• _Your assignment_: Filter the entries down to the lines holding "this", then copy those lines.

• _Record excerpts_:

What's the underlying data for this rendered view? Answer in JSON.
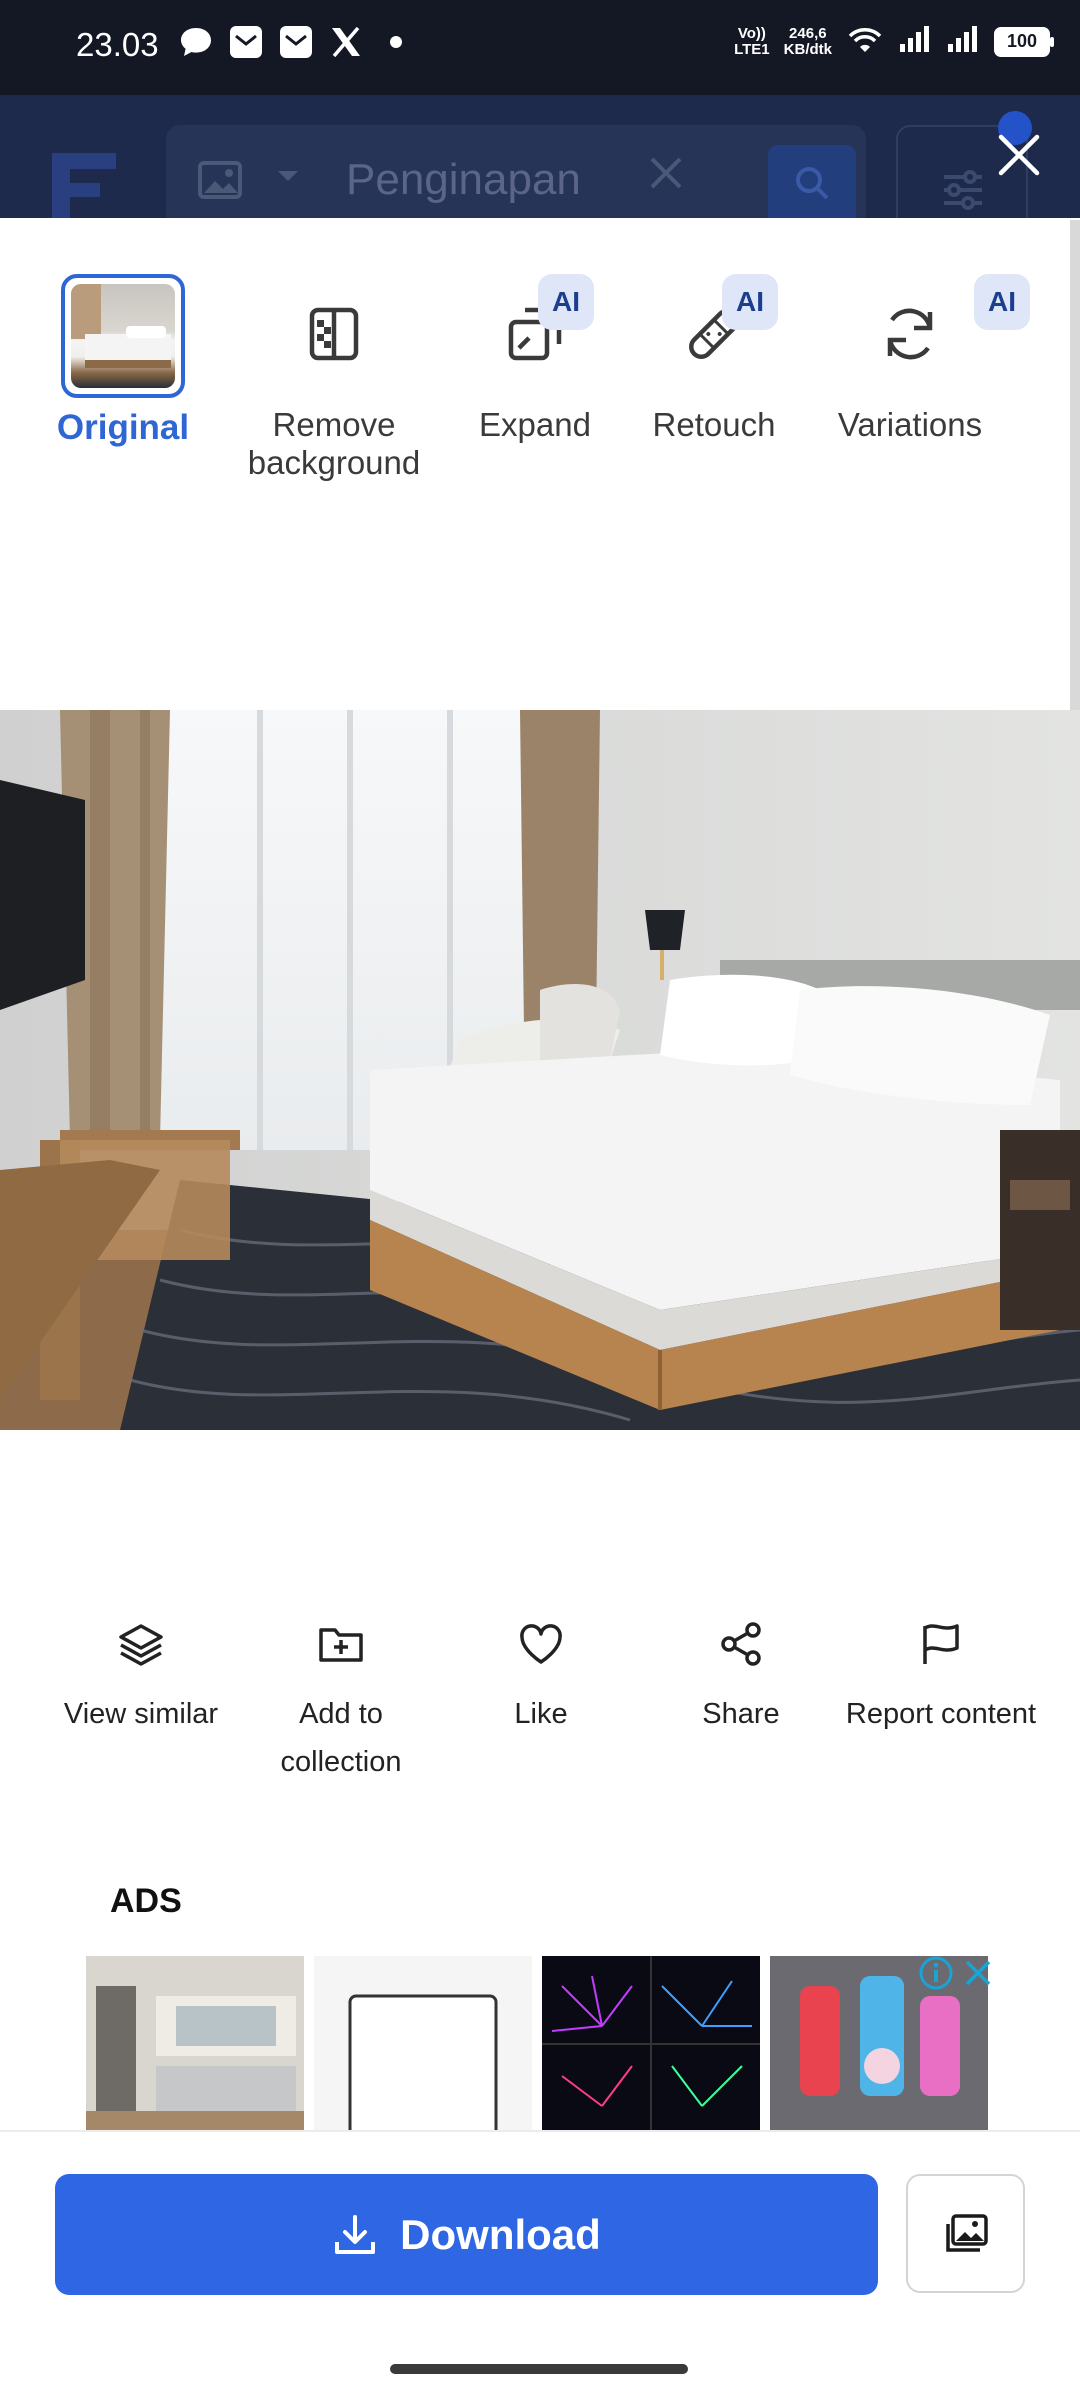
{
  "status_bar": {
    "time": "23.03",
    "network_speed_value": "246,6",
    "network_speed_unit": "KB/dtk",
    "volte_line1": "Vo))",
    "volte_line2": "LTE1",
    "battery": "100",
    "notification_icons": [
      "chat-bubble-icon",
      "mail-icon",
      "mail-icon",
      "x-logo-icon",
      "dot-icon"
    ]
  },
  "header": {
    "search_placeholder": "Penginapan"
  },
  "tools": [
    {
      "id": "original",
      "label": "Original",
      "selected": true,
      "ai": false
    },
    {
      "id": "remove-background",
      "label": "Remove background",
      "ai": false
    },
    {
      "id": "expand",
      "label": "Expand",
      "ai": true
    },
    {
      "id": "retouch",
      "label": "Retouch",
      "ai": true
    },
    {
      "id": "variations",
      "label": "Variations",
      "ai": true
    }
  ],
  "ai_badge": "AI",
  "actions": [
    {
      "id": "view-similar",
      "label": "View similar",
      "icon": "layers-icon"
    },
    {
      "id": "add-to-collection",
      "label": "Add to collection",
      "icon": "folder-plus-icon"
    },
    {
      "id": "like",
      "label": "Like",
      "icon": "heart-icon"
    },
    {
      "id": "share",
      "label": "Share",
      "icon": "share-icon"
    },
    {
      "id": "report-content",
      "label": "Report content",
      "icon": "flag-icon"
    }
  ],
  "ads": {
    "label": "ADS"
  },
  "download": {
    "label": "Download"
  },
  "colors": {
    "accent": "#2e66e4",
    "selected_text": "#2f66d6",
    "ai_badge_bg": "#dfe6f7",
    "status_bar_bg": "#141824"
  }
}
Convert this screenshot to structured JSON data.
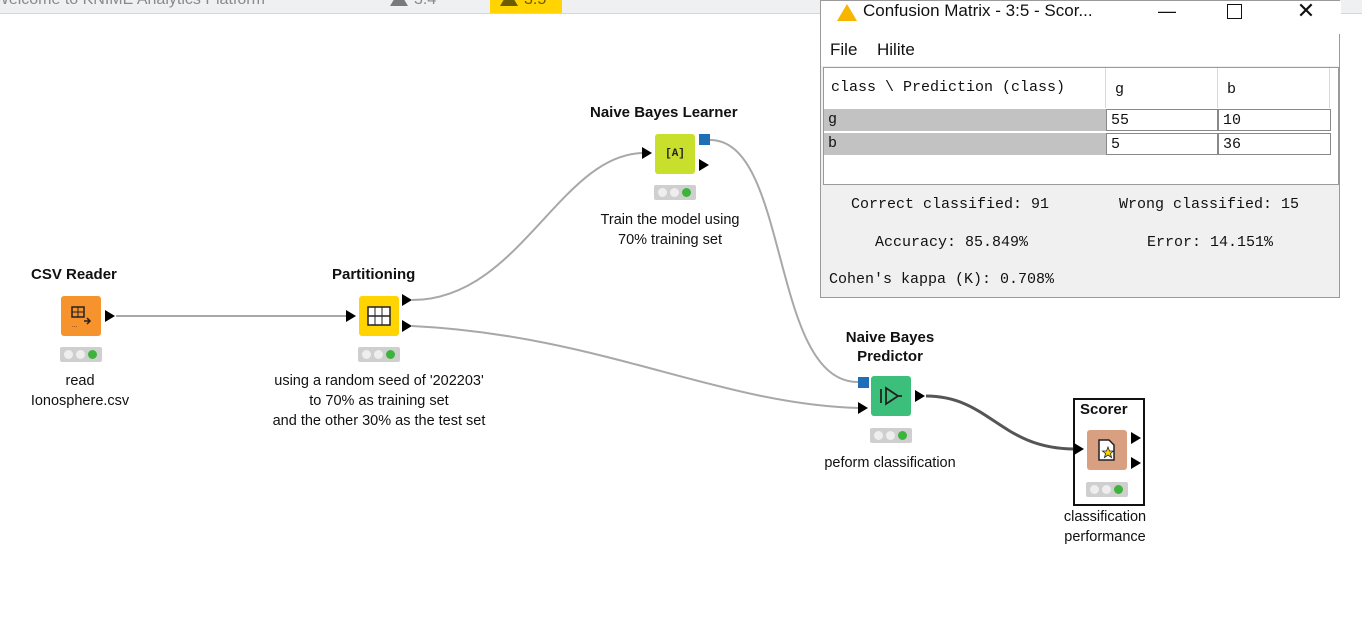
{
  "tabs": [
    {
      "label": "Welcome to KNIME Analytics Platform",
      "active": false
    },
    {
      "label": "3:4",
      "active": false
    },
    {
      "label": "3:5*",
      "active": true
    }
  ],
  "nodes": {
    "csv_reader": {
      "title": "CSV Reader",
      "desc_line1": "read",
      "desc_line2": "Ionosphere.csv",
      "color": "#f7932d"
    },
    "partitioning": {
      "title": "Partitioning",
      "desc_line1": "using a random seed of '202203'",
      "desc_line2": "to 70% as training set",
      "desc_line3": "and the other 30% as the test set",
      "color": "#ffd400"
    },
    "learner": {
      "title": "Naive Bayes Learner",
      "desc_line1": "Train the model using",
      "desc_line2": "70% training set",
      "color": "#c8df2c",
      "glyph": "[A]"
    },
    "predictor": {
      "title_line1": "Naive Bayes",
      "title_line2": "Predictor",
      "desc_line1": "peform classification",
      "color": "#3cbf7a"
    },
    "scorer": {
      "title": "Scorer",
      "desc_line1": "classification",
      "desc_line2": "performance",
      "color": "#d8a080"
    }
  },
  "dialog": {
    "title": "Confusion Matrix - 3:5 - Scor...",
    "menu": {
      "file": "File",
      "hilite": "Hilite"
    },
    "table": {
      "corner": "class \\ Prediction (class)",
      "columns": [
        "g",
        "b"
      ],
      "rows": [
        {
          "label": "g",
          "values": [
            "55",
            "10"
          ]
        },
        {
          "label": "b",
          "values": [
            "5",
            "36"
          ]
        }
      ]
    },
    "correct": "Correct classified: 91",
    "wrong": "Wrong classified: 15",
    "accuracy": "Accuracy: 85.849%",
    "error": "Error: 14.151%",
    "kappa": "Cohen's kappa (K): 0.708%"
  }
}
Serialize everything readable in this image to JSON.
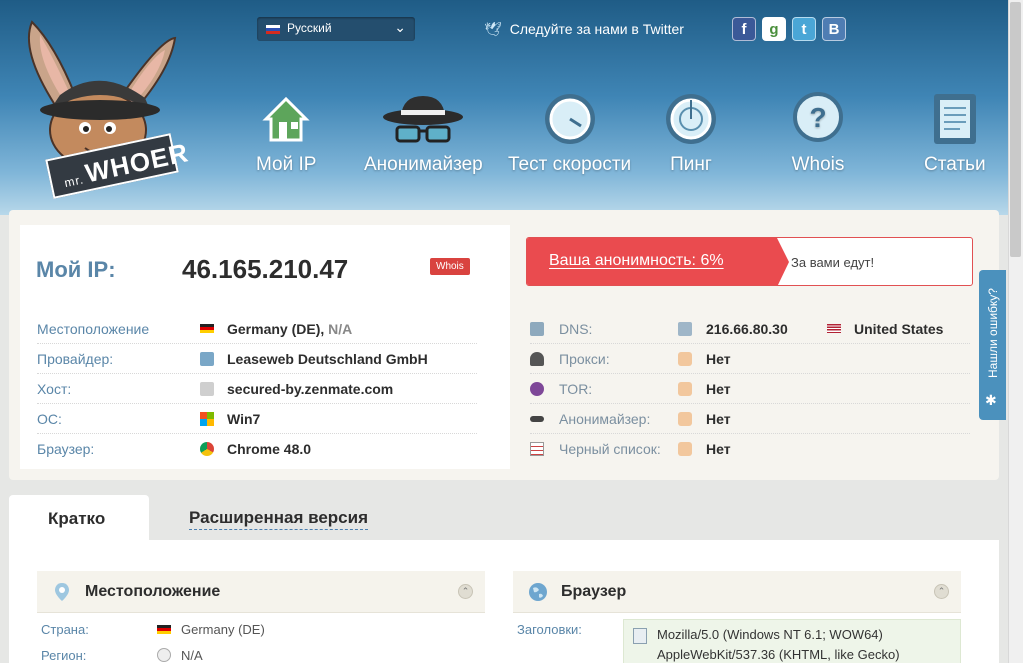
{
  "header": {
    "language": "Русский",
    "twitter_text": "Следуйте за нами в Twitter",
    "social": [
      {
        "name": "facebook",
        "glyph": "f",
        "color": "#3b5998"
      },
      {
        "name": "google",
        "glyph": "g",
        "color": "#4a8f3c"
      },
      {
        "name": "twitter",
        "glyph": "t",
        "color": "#4aa6d6"
      },
      {
        "name": "vk",
        "glyph": "B",
        "color": "#4f7db3"
      }
    ],
    "logo_text": "WHOER",
    "logo_prefix": "mr.",
    "nav": [
      "Мой IP",
      "Анонимайзер",
      "Тест скорости",
      "Пинг",
      "Whois",
      "Статьи"
    ]
  },
  "ip_card": {
    "label": "Мой IP:",
    "ip": "46.165.210.47",
    "whois_badge": "Whois",
    "rows": [
      {
        "label": "Местоположение",
        "value": "Germany (DE),",
        "value_extra": "N/A",
        "icon": "flag-de-icon"
      },
      {
        "label": "Провайдер:",
        "value": "Leaseweb Deutschland GmbH",
        "icon": "document-icon"
      },
      {
        "label": "Хост:",
        "value": "secured-by.zenmate.com",
        "icon": "server-icon"
      },
      {
        "label": "ОС:",
        "value": "Win7",
        "icon": "windows-icon"
      },
      {
        "label": "Браузер:",
        "value": "Chrome 48.0",
        "icon": "chrome-icon"
      }
    ]
  },
  "anonymity": {
    "percent_text": "Ваша анонимность: 6%",
    "message": "За вами едут!"
  },
  "checks": [
    {
      "label": "DNS:",
      "value": "216.66.80.30",
      "country": "United States",
      "icon": "dns-icon"
    },
    {
      "label": "Прокси:",
      "value": "Нет",
      "icon": "proxy-spy-icon"
    },
    {
      "label": "TOR:",
      "value": "Нет",
      "icon": "tor-onion-icon"
    },
    {
      "label": "Анонимайзер:",
      "value": "Нет",
      "icon": "glasses-icon"
    },
    {
      "label": "Черный список:",
      "value": "Нет",
      "icon": "blacklist-icon"
    }
  ],
  "feedback": "Нашли ошибку?",
  "tabs": {
    "active": "Кратко",
    "other": "Расширенная версия"
  },
  "location_section": {
    "title": "Местоположение",
    "rows": [
      {
        "label": "Страна:",
        "value": "Germany (DE)"
      },
      {
        "label": "Регион:",
        "value": "N/A"
      }
    ]
  },
  "browser_section": {
    "title": "Браузер",
    "headers_label": "Заголовки:",
    "ua_line1": "Mozilla/5.0 (Windows NT 6.1; WOW64)",
    "ua_line2": "AppleWebKit/537.36 (KHTML, like Gecko)"
  }
}
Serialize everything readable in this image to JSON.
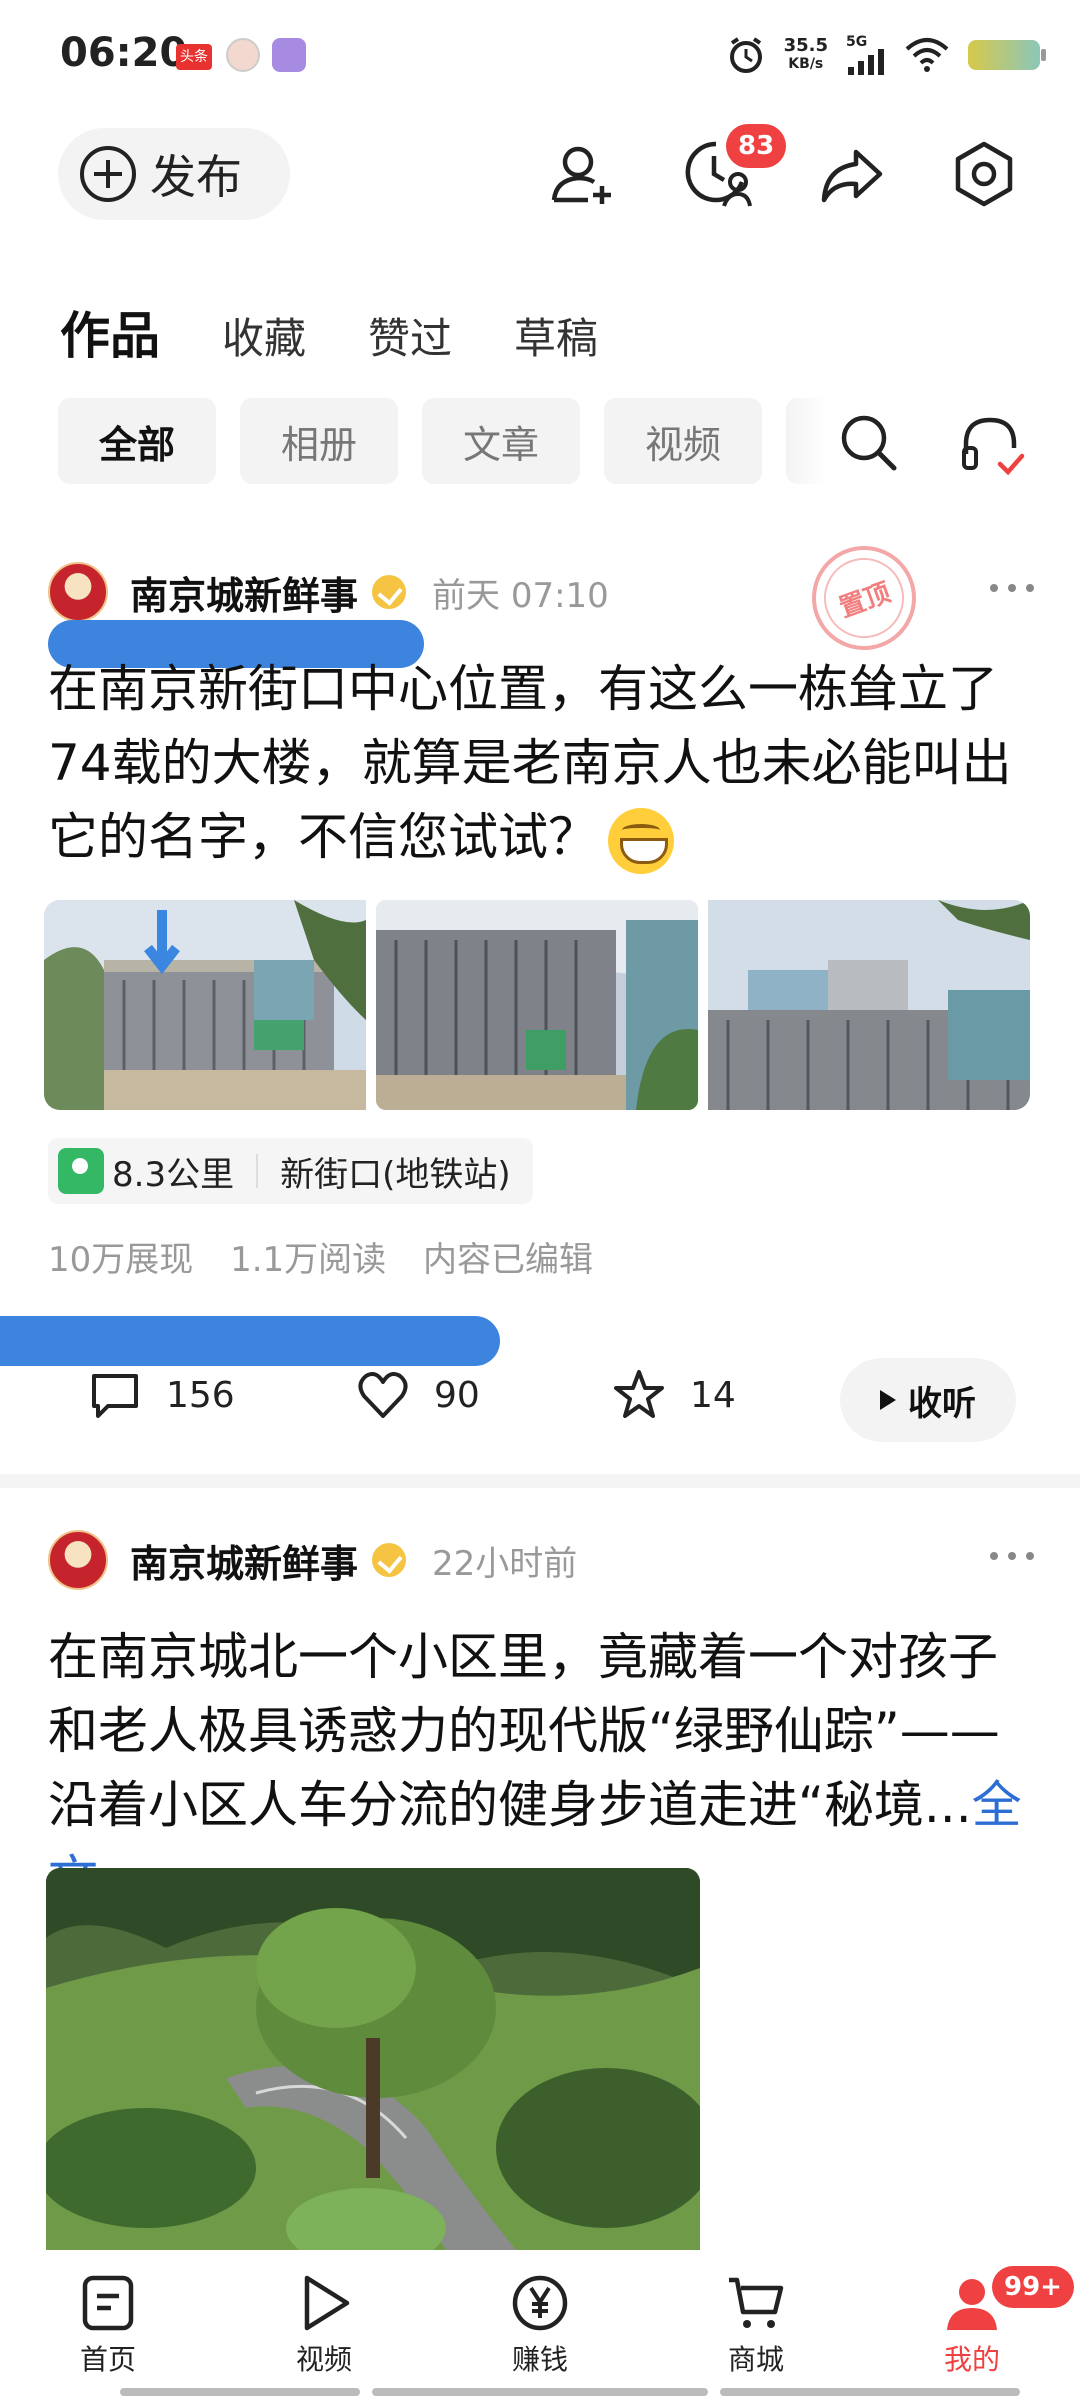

• _Task output_:
What's the underlying data for this rendered view? Answer in JSON.
Convert this screenshot to structured JSON data.
Serialize everything readable in this image to JSON.
Serialize everything readable in this image to JSON.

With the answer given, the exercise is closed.